Work instruction: Each entry must be output once more without any change.

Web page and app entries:

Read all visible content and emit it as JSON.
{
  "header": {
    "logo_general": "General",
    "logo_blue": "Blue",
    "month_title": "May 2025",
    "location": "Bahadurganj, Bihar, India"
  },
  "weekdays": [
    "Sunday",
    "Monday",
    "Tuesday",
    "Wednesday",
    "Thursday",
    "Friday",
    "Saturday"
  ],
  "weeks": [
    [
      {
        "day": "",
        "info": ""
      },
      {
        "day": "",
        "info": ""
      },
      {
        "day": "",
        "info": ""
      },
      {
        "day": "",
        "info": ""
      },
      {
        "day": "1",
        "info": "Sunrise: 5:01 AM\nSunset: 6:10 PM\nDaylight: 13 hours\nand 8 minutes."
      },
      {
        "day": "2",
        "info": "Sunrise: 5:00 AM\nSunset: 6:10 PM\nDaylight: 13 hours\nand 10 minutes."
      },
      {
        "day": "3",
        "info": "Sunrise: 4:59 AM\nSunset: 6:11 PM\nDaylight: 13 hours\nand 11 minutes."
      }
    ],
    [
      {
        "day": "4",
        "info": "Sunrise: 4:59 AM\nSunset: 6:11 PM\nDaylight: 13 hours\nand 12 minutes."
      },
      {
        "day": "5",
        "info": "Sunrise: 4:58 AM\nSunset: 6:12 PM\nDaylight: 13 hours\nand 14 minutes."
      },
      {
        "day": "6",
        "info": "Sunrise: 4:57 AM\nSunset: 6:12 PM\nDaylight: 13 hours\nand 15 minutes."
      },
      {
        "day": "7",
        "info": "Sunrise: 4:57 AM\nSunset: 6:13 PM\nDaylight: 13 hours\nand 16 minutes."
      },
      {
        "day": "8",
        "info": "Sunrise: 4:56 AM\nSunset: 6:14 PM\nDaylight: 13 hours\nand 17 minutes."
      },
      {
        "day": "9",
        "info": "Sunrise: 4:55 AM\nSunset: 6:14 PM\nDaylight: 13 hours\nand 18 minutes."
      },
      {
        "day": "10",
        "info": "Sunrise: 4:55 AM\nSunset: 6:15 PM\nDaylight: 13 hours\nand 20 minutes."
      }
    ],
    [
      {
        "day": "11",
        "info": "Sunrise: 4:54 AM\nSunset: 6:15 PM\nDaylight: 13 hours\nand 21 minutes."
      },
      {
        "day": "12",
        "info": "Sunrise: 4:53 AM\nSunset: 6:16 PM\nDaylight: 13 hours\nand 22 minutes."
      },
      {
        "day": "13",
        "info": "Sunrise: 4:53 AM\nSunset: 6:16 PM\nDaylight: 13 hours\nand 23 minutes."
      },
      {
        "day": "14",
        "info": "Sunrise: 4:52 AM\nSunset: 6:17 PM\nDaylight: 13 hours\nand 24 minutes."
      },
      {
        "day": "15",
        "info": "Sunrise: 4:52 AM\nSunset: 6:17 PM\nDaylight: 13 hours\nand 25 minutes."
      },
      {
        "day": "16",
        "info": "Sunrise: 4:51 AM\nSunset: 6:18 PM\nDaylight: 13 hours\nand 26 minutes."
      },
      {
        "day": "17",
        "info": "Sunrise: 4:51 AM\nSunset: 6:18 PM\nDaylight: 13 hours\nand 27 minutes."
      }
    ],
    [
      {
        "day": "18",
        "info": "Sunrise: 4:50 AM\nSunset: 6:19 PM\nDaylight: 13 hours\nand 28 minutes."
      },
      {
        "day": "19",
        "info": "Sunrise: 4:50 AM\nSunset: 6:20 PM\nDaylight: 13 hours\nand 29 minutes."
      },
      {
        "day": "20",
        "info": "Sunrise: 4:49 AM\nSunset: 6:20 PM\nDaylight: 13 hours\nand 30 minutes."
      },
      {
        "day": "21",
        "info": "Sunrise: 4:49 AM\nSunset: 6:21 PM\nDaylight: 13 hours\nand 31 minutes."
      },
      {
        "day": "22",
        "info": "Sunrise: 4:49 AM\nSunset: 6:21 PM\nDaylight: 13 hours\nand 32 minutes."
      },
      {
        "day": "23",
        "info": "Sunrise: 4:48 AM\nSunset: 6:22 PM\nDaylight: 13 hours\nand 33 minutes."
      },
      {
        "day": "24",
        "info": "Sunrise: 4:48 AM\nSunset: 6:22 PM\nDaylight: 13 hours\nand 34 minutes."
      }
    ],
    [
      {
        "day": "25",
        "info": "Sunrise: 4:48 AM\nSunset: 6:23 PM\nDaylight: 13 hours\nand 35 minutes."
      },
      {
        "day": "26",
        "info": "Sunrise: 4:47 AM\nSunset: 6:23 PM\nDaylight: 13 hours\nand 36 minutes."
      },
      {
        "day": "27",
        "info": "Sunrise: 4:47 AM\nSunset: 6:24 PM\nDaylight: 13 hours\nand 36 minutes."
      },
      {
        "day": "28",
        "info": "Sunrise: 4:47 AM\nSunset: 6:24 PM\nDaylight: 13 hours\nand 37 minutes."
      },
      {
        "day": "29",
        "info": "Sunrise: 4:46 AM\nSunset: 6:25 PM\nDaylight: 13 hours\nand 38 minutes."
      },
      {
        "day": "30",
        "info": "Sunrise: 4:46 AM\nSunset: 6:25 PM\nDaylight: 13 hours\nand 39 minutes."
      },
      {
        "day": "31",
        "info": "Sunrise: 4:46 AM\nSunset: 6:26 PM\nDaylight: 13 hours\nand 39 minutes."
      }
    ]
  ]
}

Reply to the exercise:
Read all visible content and emit it as JSON.
{
  "header": {
    "logo_general": "General",
    "logo_blue": "Blue",
    "month_title": "May 2025",
    "location": "Bahadurganj, Bihar, India"
  },
  "weekdays": [
    "Sunday",
    "Monday",
    "Tuesday",
    "Wednesday",
    "Thursday",
    "Friday",
    "Saturday"
  ],
  "weeks": [
    [
      {
        "day": "",
        "info": ""
      },
      {
        "day": "",
        "info": ""
      },
      {
        "day": "",
        "info": ""
      },
      {
        "day": "",
        "info": ""
      },
      {
        "day": "1",
        "info": "Sunrise: 5:01 AM\nSunset: 6:10 PM\nDaylight: 13 hours\nand 8 minutes."
      },
      {
        "day": "2",
        "info": "Sunrise: 5:00 AM\nSunset: 6:10 PM\nDaylight: 13 hours\nand 10 minutes."
      },
      {
        "day": "3",
        "info": "Sunrise: 4:59 AM\nSunset: 6:11 PM\nDaylight: 13 hours\nand 11 minutes."
      }
    ],
    [
      {
        "day": "4",
        "info": "Sunrise: 4:59 AM\nSunset: 6:11 PM\nDaylight: 13 hours\nand 12 minutes."
      },
      {
        "day": "5",
        "info": "Sunrise: 4:58 AM\nSunset: 6:12 PM\nDaylight: 13 hours\nand 14 minutes."
      },
      {
        "day": "6",
        "info": "Sunrise: 4:57 AM\nSunset: 6:12 PM\nDaylight: 13 hours\nand 15 minutes."
      },
      {
        "day": "7",
        "info": "Sunrise: 4:57 AM\nSunset: 6:13 PM\nDaylight: 13 hours\nand 16 minutes."
      },
      {
        "day": "8",
        "info": "Sunrise: 4:56 AM\nSunset: 6:14 PM\nDaylight: 13 hours\nand 17 minutes."
      },
      {
        "day": "9",
        "info": "Sunrise: 4:55 AM\nSunset: 6:14 PM\nDaylight: 13 hours\nand 18 minutes."
      },
      {
        "day": "10",
        "info": "Sunrise: 4:55 AM\nSunset: 6:15 PM\nDaylight: 13 hours\nand 20 minutes."
      }
    ],
    [
      {
        "day": "11",
        "info": "Sunrise: 4:54 AM\nSunset: 6:15 PM\nDaylight: 13 hours\nand 21 minutes."
      },
      {
        "day": "12",
        "info": "Sunrise: 4:53 AM\nSunset: 6:16 PM\nDaylight: 13 hours\nand 22 minutes."
      },
      {
        "day": "13",
        "info": "Sunrise: 4:53 AM\nSunset: 6:16 PM\nDaylight: 13 hours\nand 23 minutes."
      },
      {
        "day": "14",
        "info": "Sunrise: 4:52 AM\nSunset: 6:17 PM\nDaylight: 13 hours\nand 24 minutes."
      },
      {
        "day": "15",
        "info": "Sunrise: 4:52 AM\nSunset: 6:17 PM\nDaylight: 13 hours\nand 25 minutes."
      },
      {
        "day": "16",
        "info": "Sunrise: 4:51 AM\nSunset: 6:18 PM\nDaylight: 13 hours\nand 26 minutes."
      },
      {
        "day": "17",
        "info": "Sunrise: 4:51 AM\nSunset: 6:18 PM\nDaylight: 13 hours\nand 27 minutes."
      }
    ],
    [
      {
        "day": "18",
        "info": "Sunrise: 4:50 AM\nSunset: 6:19 PM\nDaylight: 13 hours\nand 28 minutes."
      },
      {
        "day": "19",
        "info": "Sunrise: 4:50 AM\nSunset: 6:20 PM\nDaylight: 13 hours\nand 29 minutes."
      },
      {
        "day": "20",
        "info": "Sunrise: 4:49 AM\nSunset: 6:20 PM\nDaylight: 13 hours\nand 30 minutes."
      },
      {
        "day": "21",
        "info": "Sunrise: 4:49 AM\nSunset: 6:21 PM\nDaylight: 13 hours\nand 31 minutes."
      },
      {
        "day": "22",
        "info": "Sunrise: 4:49 AM\nSunset: 6:21 PM\nDaylight: 13 hours\nand 32 minutes."
      },
      {
        "day": "23",
        "info": "Sunrise: 4:48 AM\nSunset: 6:22 PM\nDaylight: 13 hours\nand 33 minutes."
      },
      {
        "day": "24",
        "info": "Sunrise: 4:48 AM\nSunset: 6:22 PM\nDaylight: 13 hours\nand 34 minutes."
      }
    ],
    [
      {
        "day": "25",
        "info": "Sunrise: 4:48 AM\nSunset: 6:23 PM\nDaylight: 13 hours\nand 35 minutes."
      },
      {
        "day": "26",
        "info": "Sunrise: 4:47 AM\nSunset: 6:23 PM\nDaylight: 13 hours\nand 36 minutes."
      },
      {
        "day": "27",
        "info": "Sunrise: 4:47 AM\nSunset: 6:24 PM\nDaylight: 13 hours\nand 36 minutes."
      },
      {
        "day": "28",
        "info": "Sunrise: 4:47 AM\nSunset: 6:24 PM\nDaylight: 13 hours\nand 37 minutes."
      },
      {
        "day": "29",
        "info": "Sunrise: 4:46 AM\nSunset: 6:25 PM\nDaylight: 13 hours\nand 38 minutes."
      },
      {
        "day": "30",
        "info": "Sunrise: 4:46 AM\nSunset: 6:25 PM\nDaylight: 13 hours\nand 39 minutes."
      },
      {
        "day": "31",
        "info": "Sunrise: 4:46 AM\nSunset: 6:26 PM\nDaylight: 13 hours\nand 39 minutes."
      }
    ]
  ]
}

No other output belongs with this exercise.